Roosevelt’s first choice to head the M Project was Aleš Hrdlička, curator of physical anthropology at the Smithsonian Museum of Natural History. The two men had carried on a lively correspondence for over a decade and the President had absorbed the scientist’s theories about racial mixtures and eugenics. Roosevelt, the scion of two families that considered themselves American aristocrats, was especially attracted to Hrdlička’s notions of human racial “stock.”
But Hrdlička wouldn’t take the job because he wasn’t given complete control of the project:
Isaiah Bowman, president of Johns Hopkins University and a geographer, was promoted from his role as a member of the committee to the head of the project. Roosevelt knew Bowman well and so was presumably aware of his anti-Semitic views:
Per Johns Hopkins University, in 1939, Bowman fired Jewish faculty member Eric Goldman because he claimed, “There are already too many Jews at Hopkins.” Goldman had received a unanimous departmental vote for reappointment to his position as a professor of history. Bowman also speculated that “Jews don’t come to Hopkins to make the world better or anything like that. They came for two things: to make money and marry non-Jewish women.”
In 1942, Bowman instituted a quota on the number of Jewish students admitted to the University and restricted the number of Jewish students allowed to pursue degrees in the fields of science and math.
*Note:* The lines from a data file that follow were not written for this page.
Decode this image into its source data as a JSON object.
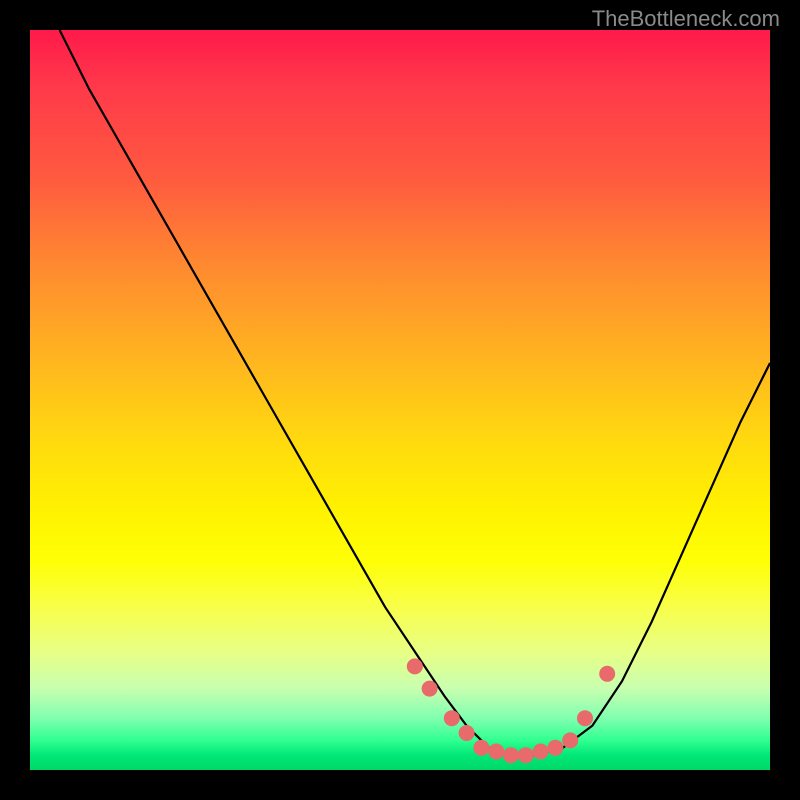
{
  "watermark": "TheBottleneck.com",
  "chart_data": {
    "type": "line",
    "title": "",
    "xlabel": "",
    "ylabel": "",
    "xlim": [
      0,
      100
    ],
    "ylim": [
      0,
      100
    ],
    "series": [
      {
        "name": "bottleneck-curve",
        "x": [
          4,
          8,
          12,
          16,
          20,
          24,
          28,
          32,
          36,
          40,
          44,
          48,
          52,
          56,
          59,
          62,
          65,
          68,
          72,
          76,
          80,
          84,
          88,
          92,
          96,
          100
        ],
        "y": [
          100,
          92,
          85,
          78,
          71,
          64,
          57,
          50,
          43,
          36,
          29,
          22,
          16,
          10,
          6,
          3,
          2,
          2,
          3,
          6,
          12,
          20,
          29,
          38,
          47,
          55
        ]
      },
      {
        "name": "data-points",
        "x": [
          52,
          54,
          57,
          59,
          61,
          63,
          65,
          67,
          69,
          71,
          73,
          75,
          78
        ],
        "y": [
          14,
          11,
          7,
          5,
          3,
          2.5,
          2,
          2,
          2.5,
          3,
          4,
          7,
          13
        ]
      }
    ]
  }
}
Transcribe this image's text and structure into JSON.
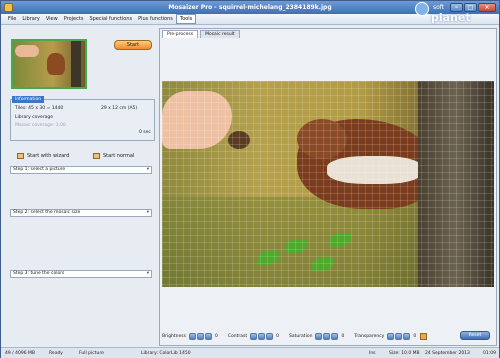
{
  "window": {
    "title": "Mosaizer Pro - squirrel-michelang_2384189k.jpg"
  },
  "watermark": {
    "small": "soft",
    "brand": "planet",
    "text": "softplanet"
  },
  "menu": {
    "items": [
      "File",
      "Library",
      "View",
      "Projects",
      "Special functions",
      "Plus functions",
      "Tools"
    ],
    "active_index": 6
  },
  "left": {
    "start_label": "Start",
    "info": {
      "header": "Information",
      "tiles": "Tiles: 45 x 30 = 1440",
      "size": "29 x 12 cm  (A5)",
      "library_coverage": "Library coverage",
      "dim_text": "Mosaic coverage: 1.00",
      "time": "0 sec"
    },
    "start_wizard": "Start with wizard",
    "start_normal": "Start normal",
    "steps": [
      "Step 1: select a picture",
      "Step 2: select the mosaic size",
      "Step 3: tune the colors"
    ]
  },
  "right": {
    "tabs": [
      "Pre-process",
      "Mosaic result"
    ],
    "active_tab": 0,
    "controls": [
      {
        "label": "Brightness",
        "value": "0"
      },
      {
        "label": "Contrast",
        "value": "0"
      },
      {
        "label": "Saturation",
        "value": "0"
      },
      {
        "label": "Transparency",
        "value": "0"
      }
    ],
    "reset_label": "Reset"
  },
  "status": {
    "memory": "49 / 4096 MB",
    "state": "Ready",
    "mode": "Full picture",
    "library": "Library: ColorLib 1450",
    "ins": "Ins",
    "size": "Size: 10.0 MB",
    "date": "24 September 2013",
    "time": "01:09"
  },
  "colors": {
    "title_bar": "#3d6fb6",
    "start_button": "#f08c2c",
    "reset_button": "#3f6fb6",
    "info_header": "#3b77c9"
  }
}
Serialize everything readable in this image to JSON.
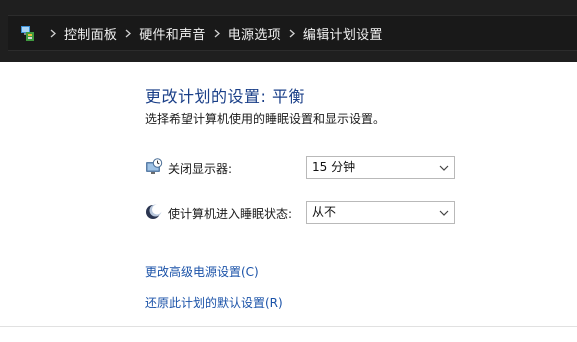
{
  "breadcrumb": {
    "root_icon": "control-panel-icon",
    "items": [
      "控制面板",
      "硬件和声音",
      "电源选项",
      "编辑计划设置"
    ]
  },
  "page": {
    "title": "更改计划的设置: 平衡",
    "subtitle": "选择希望计算机使用的睡眠设置和显示设置。"
  },
  "settings": {
    "display_off": {
      "icon": "monitor-clock-icon",
      "label": "关闭显示器:",
      "value": "15 分钟"
    },
    "sleep": {
      "icon": "moon-icon",
      "label": "使计算机进入睡眠状态:",
      "value": "从不"
    }
  },
  "links": {
    "advanced": "更改高级电源设置(C)",
    "restore": "还原此计划的默认设置(R)"
  },
  "colors": {
    "title": "#1a3f88",
    "link": "#1a52a8",
    "topbar": "#1f1f1f"
  }
}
The quota was abolished in the 1950s. In addition to his anti-Semitic beliefs, Bowman also expressed anti-black and homophobic sentiments
Bowman knew precisely what Roosevelt wanted out of Project M. Four years earlier, in 1938, he did a research project for the President, examining the prospects for European settlement in South America. In setting up the 1938 project, FDR wrote Bowman:
“Frankly, what I am rather looking for is the possibility of uninhabited or sparsely inhabited good agricultural lands to which Jewish colonies might be sent.” Roosevelt added that “such colonies need not be large but, in all probability, should be large enough for mutual cooperation and assistance—say fifty to one hundred thousand people in a given area.”
The goal of project M was very similar
Describing the M Project to UK Prime Minister Winston Churchill in 1943, Roosevelt said the study is focused on “the problem of working out the best way to settle the Jewish question,” adding that the solution “essentially is to spread the Jews thin all over the world,” rather than allow them amass in large numbers in one specific place. The conversation was recorded in the diary of Vice President Henry Wallace, who was present at the meeting.
Very few people outside the team that produced the reports were allowed to see them, which had no discernible impact on policy decisions. In retrospect, the M Project’s principal accomplishment was to shed light on how now-discredited eugenic theories influenced FDR’s thinking about race, immigration, and the Jews of Europe. As the M Project’s reports rolled into the White House, so did news about the methodical starvation, torture, and extermination of Europe’s Jews in the Nazi Holocaust.
Additionally, FDR was reluctant to speak out against the impending genocide.
On August 25  , First Lady Eleanor Roosevelt brought her friend Alice Hamilton, who had recently spent three months in Germany, to Hyde Park to give FDR a detailed eyewitness account of German brutality against the Jews. He still refused to publicly criticize Hitler.
It is sad to consider that Franklin Delano Roosevelt is regarded as a hero by most Americans when the truth was that he was a bigot who caused the death of almost 200,000 Jews. He forced fellow Americans who were of Japanese descent into camps. At the same time, the Project M reports were sent to the Oval Office, the news of the atrocities faced by Jews in the Nazi Holocaust were received by FDR. Not he cared.
FDR is considered by many, one of the greatest American presidents. But the truth is he wasn’t great as a President, and he was an evil bigot.
The original Project report is uploaded for you to read by clicking here 378349445-FDR-s-Project-M
FDR was the most bigoted
FDR was the most bigoted
FDR was the most bigoted
FDR was the most bigoted